**WHAT YOU SHOULD DO**
Every record must be copied exactly. Leave nothing out.

----------------------------------------

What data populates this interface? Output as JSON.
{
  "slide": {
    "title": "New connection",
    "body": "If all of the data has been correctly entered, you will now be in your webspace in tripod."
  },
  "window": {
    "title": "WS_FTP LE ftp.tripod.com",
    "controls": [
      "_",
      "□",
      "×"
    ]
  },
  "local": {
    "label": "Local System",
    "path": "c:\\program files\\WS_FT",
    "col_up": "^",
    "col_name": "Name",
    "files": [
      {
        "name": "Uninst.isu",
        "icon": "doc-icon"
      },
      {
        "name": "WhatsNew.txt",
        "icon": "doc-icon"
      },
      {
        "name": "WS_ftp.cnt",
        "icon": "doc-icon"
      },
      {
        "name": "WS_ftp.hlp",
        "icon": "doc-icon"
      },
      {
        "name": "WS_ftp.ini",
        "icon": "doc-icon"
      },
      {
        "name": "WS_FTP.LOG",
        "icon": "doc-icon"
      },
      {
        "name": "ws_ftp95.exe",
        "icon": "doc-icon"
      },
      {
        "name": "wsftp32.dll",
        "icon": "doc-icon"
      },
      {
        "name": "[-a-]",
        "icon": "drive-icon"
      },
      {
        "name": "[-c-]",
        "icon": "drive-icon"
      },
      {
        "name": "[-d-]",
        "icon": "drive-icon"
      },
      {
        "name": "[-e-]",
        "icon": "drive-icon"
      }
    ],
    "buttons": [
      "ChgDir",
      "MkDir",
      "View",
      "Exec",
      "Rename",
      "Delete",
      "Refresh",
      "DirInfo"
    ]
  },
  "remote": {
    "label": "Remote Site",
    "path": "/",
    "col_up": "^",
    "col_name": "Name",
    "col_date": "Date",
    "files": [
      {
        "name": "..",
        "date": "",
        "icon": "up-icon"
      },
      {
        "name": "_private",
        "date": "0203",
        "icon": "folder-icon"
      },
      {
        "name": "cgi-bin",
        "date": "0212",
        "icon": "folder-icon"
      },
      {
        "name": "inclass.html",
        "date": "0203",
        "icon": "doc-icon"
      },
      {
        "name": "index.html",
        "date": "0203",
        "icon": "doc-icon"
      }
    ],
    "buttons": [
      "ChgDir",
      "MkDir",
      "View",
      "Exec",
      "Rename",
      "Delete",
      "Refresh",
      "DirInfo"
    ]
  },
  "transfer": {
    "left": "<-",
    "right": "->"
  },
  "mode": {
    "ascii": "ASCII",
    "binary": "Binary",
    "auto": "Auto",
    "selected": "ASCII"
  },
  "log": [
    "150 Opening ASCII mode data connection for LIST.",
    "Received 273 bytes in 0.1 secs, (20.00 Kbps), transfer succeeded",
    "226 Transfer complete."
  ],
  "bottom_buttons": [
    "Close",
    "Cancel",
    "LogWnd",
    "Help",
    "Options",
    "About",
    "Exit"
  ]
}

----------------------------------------

**WRITTEN ANSWER**
What data populates this interface? Output as JSON.
{
  "slide": {
    "title": "New connection",
    "body": "If all of the data has been correctly entered, you will now be in your webspace in tripod."
  },
  "window": {
    "title": "WS_FTP LE ftp.tripod.com",
    "controls": [
      "_",
      "□",
      "×"
    ]
  },
  "local": {
    "label": "Local System",
    "path": "c:\\program files\\WS_FT",
    "col_up": "^",
    "col_name": "Name",
    "files": [
      {
        "name": "Uninst.isu",
        "icon": "doc-icon"
      },
      {
        "name": "WhatsNew.txt",
        "icon": "doc-icon"
      },
      {
        "name": "WS_ftp.cnt",
        "icon": "doc-icon"
      },
      {
        "name": "WS_ftp.hlp",
        "icon": "doc-icon"
      },
      {
        "name": "WS_ftp.ini",
        "icon": "doc-icon"
      },
      {
        "name": "WS_FTP.LOG",
        "icon": "doc-icon"
      },
      {
        "name": "ws_ftp95.exe",
        "icon": "doc-icon"
      },
      {
        "name": "wsftp32.dll",
        "icon": "doc-icon"
      },
      {
        "name": "[-a-]",
        "icon": "drive-icon"
      },
      {
        "name": "[-c-]",
        "icon": "drive-icon"
      },
      {
        "name": "[-d-]",
        "icon": "drive-icon"
      },
      {
        "name": "[-e-]",
        "icon": "drive-icon"
      }
    ],
    "buttons": [
      "ChgDir",
      "MkDir",
      "View",
      "Exec",
      "Rename",
      "Delete",
      "Refresh",
      "DirInfo"
    ]
  },
  "remote": {
    "label": "Remote Site",
    "path": "/",
    "col_up": "^",
    "col_name": "Name",
    "col_date": "Date",
    "files": [
      {
        "name": "..",
        "date": "",
        "icon": "up-icon"
      },
      {
        "name": "_private",
        "date": "0203",
        "icon": "folder-icon"
      },
      {
        "name": "cgi-bin",
        "date": "0212",
        "icon": "folder-icon"
      },
      {
        "name": "inclass.html",
        "date": "0203",
        "icon": "doc-icon"
      },
      {
        "name": "index.html",
        "date": "0203",
        "icon": "doc-icon"
      }
    ],
    "buttons": [
      "ChgDir",
      "MkDir",
      "View",
      "Exec",
      "Rename",
      "Delete",
      "Refresh",
      "DirInfo"
    ]
  },
  "transfer": {
    "left": "<-",
    "right": "->"
  },
  "mode": {
    "ascii": "ASCII",
    "binary": "Binary",
    "auto": "Auto",
    "selected": "ASCII"
  },
  "log": [
    "150 Opening ASCII mode data connection for LIST.",
    "Received 273 bytes in 0.1 secs, (20.00 Kbps), transfer succeeded",
    "226 Transfer complete."
  ],
  "bottom_buttons": [
    "Close",
    "Cancel",
    "LogWnd",
    "Help",
    "Options",
    "About",
    "Exit"
  ]
}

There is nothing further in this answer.